- Work instructions
In your copy, include no images, and write out every entry below exactly as it stands.

- Stored data
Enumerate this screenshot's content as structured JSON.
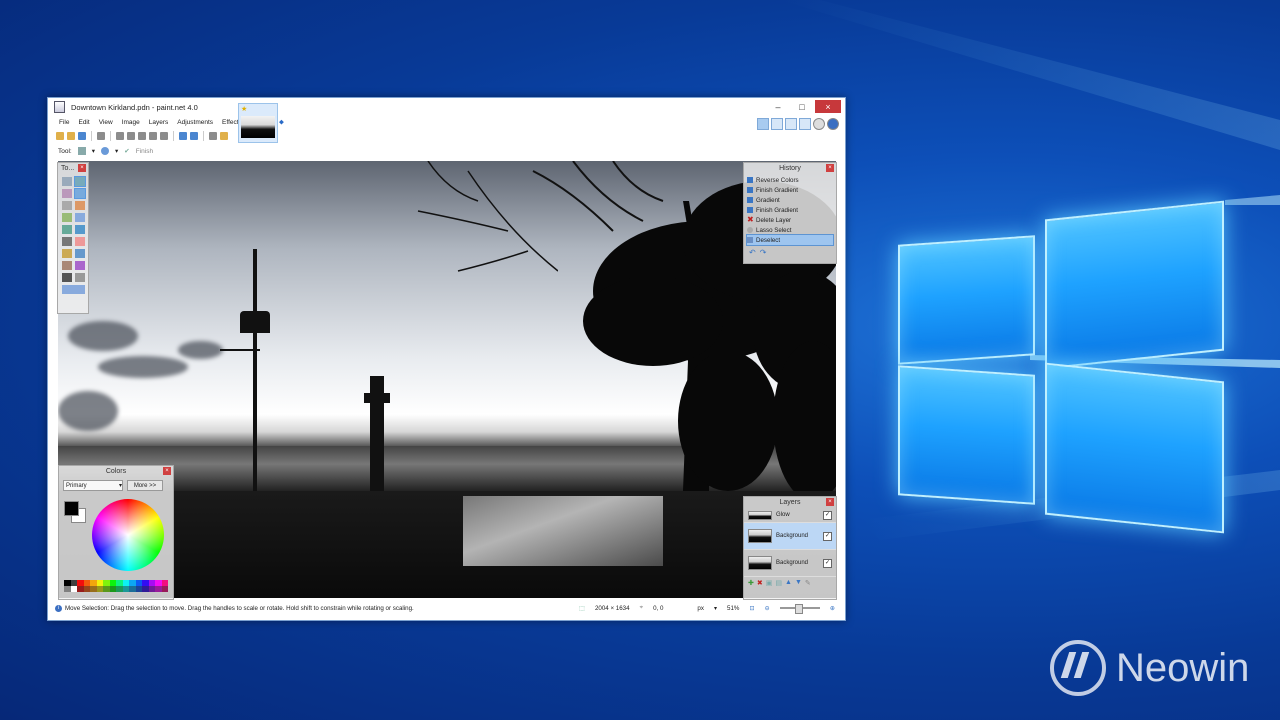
{
  "colors": {
    "desktop": "#0b4aa8",
    "accent": "#1ea2ff",
    "close_red": "#c7383b"
  },
  "branding": {
    "watermark": "Neowin"
  },
  "window": {
    "title": "Downtown Kirkland.pdn - paint.net 4.0",
    "controls": {
      "minimize": "–",
      "maximize": "□",
      "close": "×"
    },
    "menu": [
      "File",
      "Edit",
      "View",
      "Image",
      "Layers",
      "Adjustments",
      "Effects"
    ],
    "toolbar2": {
      "tool_label": "Tool:",
      "finish_label": "Finish"
    }
  },
  "tools_panel": {
    "title": "To..."
  },
  "history_panel": {
    "title": "History",
    "items": [
      {
        "label": "Reverse Colors",
        "icon": "effect-icon"
      },
      {
        "label": "Finish Gradient",
        "icon": "gradient-icon"
      },
      {
        "label": "Gradient",
        "icon": "gradient-icon"
      },
      {
        "label": "Finish Gradient",
        "icon": "gradient-icon"
      },
      {
        "label": "Delete Layer",
        "icon": "delete-icon"
      },
      {
        "label": "Lasso Select",
        "icon": "lasso-icon"
      },
      {
        "label": "Deselect",
        "icon": "deselect-icon",
        "selected": true
      }
    ]
  },
  "colors_panel": {
    "title": "Colors",
    "mode": "Primary",
    "more_button": "More >>",
    "primary": "#000000",
    "secondary": "#ffffff"
  },
  "layers_panel": {
    "title": "Layers",
    "layers": [
      {
        "name": "Glow",
        "visible": true
      },
      {
        "name": "Background",
        "visible": true,
        "selected": true
      },
      {
        "name": "Background",
        "visible": true
      }
    ]
  },
  "statusbar": {
    "hint": "Move Selection: Drag the selection to move. Drag the handles to scale or rotate. Hold shift to constrain while rotating or scaling.",
    "image_size": "2004 × 1634",
    "cursor_pos": "0, 0",
    "units": "px",
    "zoom": "51%"
  }
}
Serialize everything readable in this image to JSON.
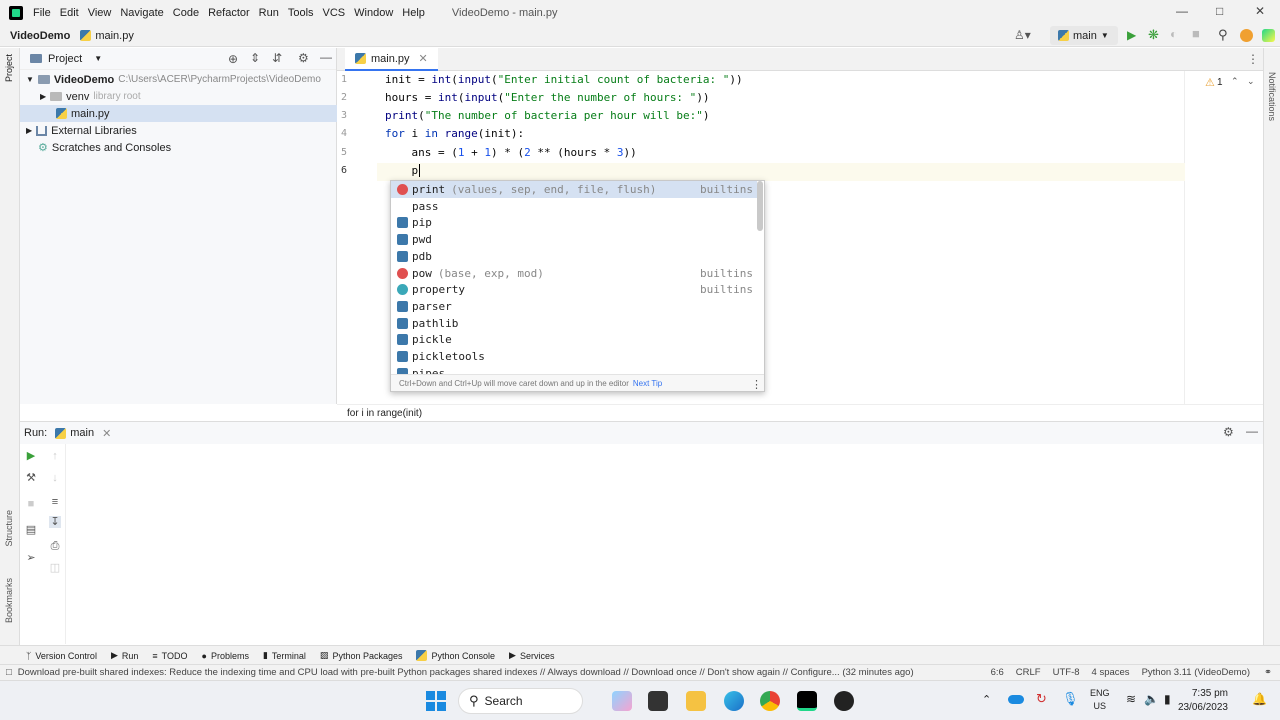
{
  "menu": [
    "File",
    "Edit",
    "View",
    "Navigate",
    "Code",
    "Refactor",
    "Run",
    "Tools",
    "VCS",
    "Window",
    "Help"
  ],
  "window_title": "VideoDemo - main.py",
  "nav": {
    "project": "VideoDemo",
    "file": "main.py"
  },
  "run_config": "main",
  "project_panel": {
    "title": "Project",
    "tree": {
      "root": "VideoDemo",
      "root_path": "C:\\Users\\ACER\\PycharmProjects\\VideoDemo",
      "venv": "venv",
      "venv_note": "library root",
      "main": "main.py",
      "ext": "External Libraries",
      "scratch": "Scratches and Consoles"
    }
  },
  "editor": {
    "tab": "main.py",
    "line_numbers": [
      "1",
      "2",
      "3",
      "4",
      "5",
      "6"
    ],
    "lines": {
      "l1a": "init",
      "l1b": " = ",
      "l1c": "int",
      "l1d": "(",
      "l1e": "input",
      "l1f": "(",
      "l1g": "\"Enter initial count of bacteria: \"",
      "l1h": "))",
      "l2a": "hours",
      "l2b": " = ",
      "l2c": "int",
      "l2d": "(",
      "l2e": "input",
      "l2f": "(",
      "l2g": "\"Enter the number of hours: \"",
      "l2h": "))",
      "l3a": "print",
      "l3b": "(",
      "l3c": "\"The number of bacteria per hour will be:\"",
      "l3d": ")",
      "l4a": "for",
      "l4b": " i ",
      "l4c": "in",
      "l4d": " ",
      "l4e": "range",
      "l4f": "(init):",
      "l5a": "    ans = (",
      "l5b": "1",
      "l5c": " + ",
      "l5d": "1",
      "l5e": ") * (",
      "l5f": "2",
      "l5g": " ** (hours * ",
      "l5h": "3",
      "l5i": "))",
      "l6": "    p"
    },
    "inspections": "1",
    "breadcrumb": "for i in range(init)"
  },
  "completion": {
    "items": [
      {
        "name": "print",
        "tail": "(values, sep, end, file, flush)",
        "source": "builtins",
        "icon_color": "#e05050"
      },
      {
        "name": "pass",
        "tail": "",
        "source": "",
        "icon_color": ""
      },
      {
        "name": "pip",
        "tail": "",
        "source": "",
        "icon_color": "#3c78aa"
      },
      {
        "name": "pwd",
        "tail": "",
        "source": "",
        "icon_color": "#3c78aa"
      },
      {
        "name": "pdb",
        "tail": "",
        "source": "",
        "icon_color": "#3c78aa"
      },
      {
        "name": "pow",
        "tail": "(base, exp, mod)",
        "source": "builtins",
        "icon_color": "#e05050"
      },
      {
        "name": "property",
        "tail": "",
        "source": "builtins",
        "icon_color": "#3aa8b8"
      },
      {
        "name": "parser",
        "tail": "",
        "source": "",
        "icon_color": "#3c78aa"
      },
      {
        "name": "pathlib",
        "tail": "",
        "source": "",
        "icon_color": "#3c78aa"
      },
      {
        "name": "pickle",
        "tail": "",
        "source": "",
        "icon_color": "#3c78aa"
      },
      {
        "name": "pickletools",
        "tail": "",
        "source": "",
        "icon_color": "#3c78aa"
      },
      {
        "name": "pipes",
        "tail": "",
        "source": "",
        "icon_color": "#3c78aa"
      }
    ],
    "footer": "Ctrl+Down and Ctrl+Up will move caret down and up in the editor",
    "next_tip": "Next Tip"
  },
  "run_panel": {
    "label": "Run:",
    "tab": "main"
  },
  "tool_windows": [
    "Version Control",
    "Run",
    "TODO",
    "Problems",
    "Terminal",
    "Python Packages",
    "Python Console",
    "Services"
  ],
  "side_labels": {
    "project": "Project",
    "structure": "Structure",
    "bookmarks": "Bookmarks",
    "notifications": "Notifications"
  },
  "status": {
    "message": "Download pre-built shared indexes: Reduce the indexing time and CPU load with pre-built Python packages shared indexes // Always download // Download once // Don't show again // Configure... (32 minutes ago)",
    "position": "6:6",
    "line_sep": "CRLF",
    "encoding": "UTF-8",
    "indent": "4 spaces",
    "interpreter": "Python 3.11 (VideoDemo)"
  },
  "taskbar": {
    "search": "Search",
    "lang": "ENG",
    "region": "US",
    "time": "7:35 pm",
    "date": "23/06/2023"
  }
}
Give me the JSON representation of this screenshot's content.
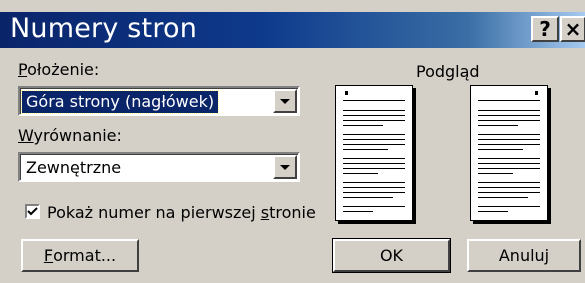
{
  "window": {
    "title": "Numery stron",
    "help_label": "?",
    "close_label": "×"
  },
  "position": {
    "label_u": "P",
    "label_rest": "ołożenie:",
    "value": "Góra strony (nagłówek)"
  },
  "alignment": {
    "label_u": "W",
    "label_rest": "yrównanie:",
    "value": "Zewnętrzne"
  },
  "first_page_checkbox": {
    "checked": true,
    "label_pre": "Pokaż numer na pierwszej ",
    "label_u": "s",
    "label_post": "tronie"
  },
  "preview": {
    "label": "Podgląd"
  },
  "buttons": {
    "format_u": "F",
    "format_rest": "ormat...",
    "ok": "OK",
    "cancel": "Anuluj"
  }
}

- Task output
Enumerate this screenshot's content as structured JSON.
{
  "colors": {
    "desktop": "#0b4aa8",
    "accent": "#1ea2ff",
    "close_red": "#c7383b"
  },
  "branding": {
    "watermark": "Neowin"
  },
  "window": {
    "title": "Downtown Kirkland.pdn - paint.net 4.0",
    "controls": {
      "minimize": "–",
      "maximize": "□",
      "close": "×"
    },
    "menu": [
      "File",
      "Edit",
      "View",
      "Image",
      "Layers",
      "Adjustments",
      "Effects"
    ],
    "toolbar2": {
      "tool_label": "Tool:",
      "finish_label": "Finish"
    }
  },
  "tools_panel": {
    "title": "To..."
  },
  "history_panel": {
    "title": "History",
    "items": [
      {
        "label": "Reverse Colors",
        "icon": "effect-icon"
      },
      {
        "label": "Finish Gradient",
        "icon": "gradient-icon"
      },
      {
        "label": "Gradient",
        "icon": "gradient-icon"
      },
      {
        "label": "Finish Gradient",
        "icon": "gradient-icon"
      },
      {
        "label": "Delete Layer",
        "icon": "delete-icon"
      },
      {
        "label": "Lasso Select",
        "icon": "lasso-icon"
      },
      {
        "label": "Deselect",
        "icon": "deselect-icon",
        "selected": true
      }
    ]
  },
  "colors_panel": {
    "title": "Colors",
    "mode": "Primary",
    "more_button": "More >>",
    "primary": "#000000",
    "secondary": "#ffffff"
  },
  "layers_panel": {
    "title": "Layers",
    "layers": [
      {
        "name": "Glow",
        "visible": true
      },
      {
        "name": "Background",
        "visible": true,
        "selected": true
      },
      {
        "name": "Background",
        "visible": true
      }
    ]
  },
  "statusbar": {
    "hint": "Move Selection: Drag the selection to move. Drag the handles to scale or rotate. Hold shift to constrain while rotating or scaling.",
    "image_size": "2004 × 1634",
    "cursor_pos": "0, 0",
    "units": "px",
    "zoom": "51%"
  }
}
Serialize everything readable in this image to JSON.
{
  "menu": [
    "File",
    "Edit",
    "View",
    "Navigate",
    "Code",
    "Refactor",
    "Run",
    "Tools",
    "VCS",
    "Window",
    "Help"
  ],
  "window_title": "VideoDemo - main.py",
  "nav": {
    "project": "VideoDemo",
    "file": "main.py"
  },
  "run_config": "main",
  "project_panel": {
    "title": "Project",
    "tree": {
      "root": "VideoDemo",
      "root_path": "C:\\Users\\ACER\\PycharmProjects\\VideoDemo",
      "venv": "venv",
      "venv_note": "library root",
      "main": "main.py",
      "ext": "External Libraries",
      "scratch": "Scratches and Consoles"
    }
  },
  "editor": {
    "tab": "main.py",
    "line_numbers": [
      "1",
      "2",
      "3",
      "4",
      "5",
      "6"
    ],
    "lines": {
      "l1a": "init",
      "l1b": " = ",
      "l1c": "int",
      "l1d": "(",
      "l1e": "input",
      "l1f": "(",
      "l1g": "\"Enter initial count of bacteria: \"",
      "l1h": "))",
      "l2a": "hours",
      "l2b": " = ",
      "l2c": "int",
      "l2d": "(",
      "l2e": "input",
      "l2f": "(",
      "l2g": "\"Enter the number of hours: \"",
      "l2h": "))",
      "l3a": "print",
      "l3b": "(",
      "l3c": "\"The number of bacteria per hour will be:\"",
      "l3d": ")",
      "l4a": "for",
      "l4b": " i ",
      "l4c": "in",
      "l4d": " ",
      "l4e": "range",
      "l4f": "(init):",
      "l5a": "    ans = (",
      "l5b": "1",
      "l5c": " + ",
      "l5d": "1",
      "l5e": ") * (",
      "l5f": "2",
      "l5g": " ** (hours * ",
      "l5h": "3",
      "l5i": "))",
      "l6": "    p"
    },
    "inspections": "1",
    "breadcrumb": "for i in range(init)"
  },
  "completion": {
    "items": [
      {
        "name": "print",
        "tail": "(values, sep, end, file, flush)",
        "source": "builtins",
        "icon_color": "#e05050"
      },
      {
        "name": "pass",
        "tail": "",
        "source": "",
        "icon_color": ""
      },
      {
        "name": "pip",
        "tail": "",
        "source": "",
        "icon_color": "#3c78aa"
      },
      {
        "name": "pwd",
        "tail": "",
        "source": "",
        "icon_color": "#3c78aa"
      },
      {
        "name": "pdb",
        "tail": "",
        "source": "",
        "icon_color": "#3c78aa"
      },
      {
        "name": "pow",
        "tail": "(base, exp, mod)",
        "source": "builtins",
        "icon_color": "#e05050"
      },
      {
        "name": "property",
        "tail": "",
        "source": "builtins",
        "icon_color": "#3aa8b8"
      },
      {
        "name": "parser",
        "tail": "",
        "source": "",
        "icon_color": "#3c78aa"
      },
      {
        "name": "pathlib",
        "tail": "",
        "source": "",
        "icon_color": "#3c78aa"
      },
      {
        "name": "pickle",
        "tail": "",
        "source": "",
        "icon_color": "#3c78aa"
      },
      {
        "name": "pickletools",
        "tail": "",
        "source": "",
        "icon_color": "#3c78aa"
      },
      {
        "name": "pipes",
        "tail": "",
        "source": "",
        "icon_color": "#3c78aa"
      }
    ],
    "footer": "Ctrl+Down and Ctrl+Up will move caret down and up in the editor",
    "next_tip": "Next Tip"
  },
  "run_panel": {
    "label": "Run:",
    "tab": "main"
  },
  "tool_windows": [
    "Version Control",
    "Run",
    "TODO",
    "Problems",
    "Terminal",
    "Python Packages",
    "Python Console",
    "Services"
  ],
  "side_labels": {
    "project": "Project",
    "structure": "Structure",
    "bookmarks": "Bookmarks",
    "notifications": "Notifications"
  },
  "status": {
    "message": "Download pre-built shared indexes: Reduce the indexing time and CPU load with pre-built Python packages shared indexes // Always download // Download once // Don't show again // Configure... (32 minutes ago)",
    "position": "6:6",
    "line_sep": "CRLF",
    "encoding": "UTF-8",
    "indent": "4 spaces",
    "interpreter": "Python 3.11 (VideoDemo)"
  },
  "taskbar": {
    "search": "Search",
    "lang": "ENG",
    "region": "US",
    "time": "7:35 pm",
    "date": "23/06/2023"
  }
}
Give me the JSON representation of this screenshot's content.
{
  "window": {
    "title": "Numery stron",
    "help_label": "?",
    "close_label": "×"
  },
  "position": {
    "label_u": "P",
    "label_rest": "ołożenie:",
    "value": "Góra strony (nagłówek)"
  },
  "alignment": {
    "label_u": "W",
    "label_rest": "yrównanie:",
    "value": "Zewnętrzne"
  },
  "first_page_checkbox": {
    "checked": true,
    "label_pre": "Pokaż numer na pierwszej ",
    "label_u": "s",
    "label_post": "tronie"
  },
  "preview": {
    "label": "Podgląd"
  },
  "buttons": {
    "format_u": "F",
    "format_rest": "ormat...",
    "ok": "OK",
    "cancel": "Anuluj"
  }
}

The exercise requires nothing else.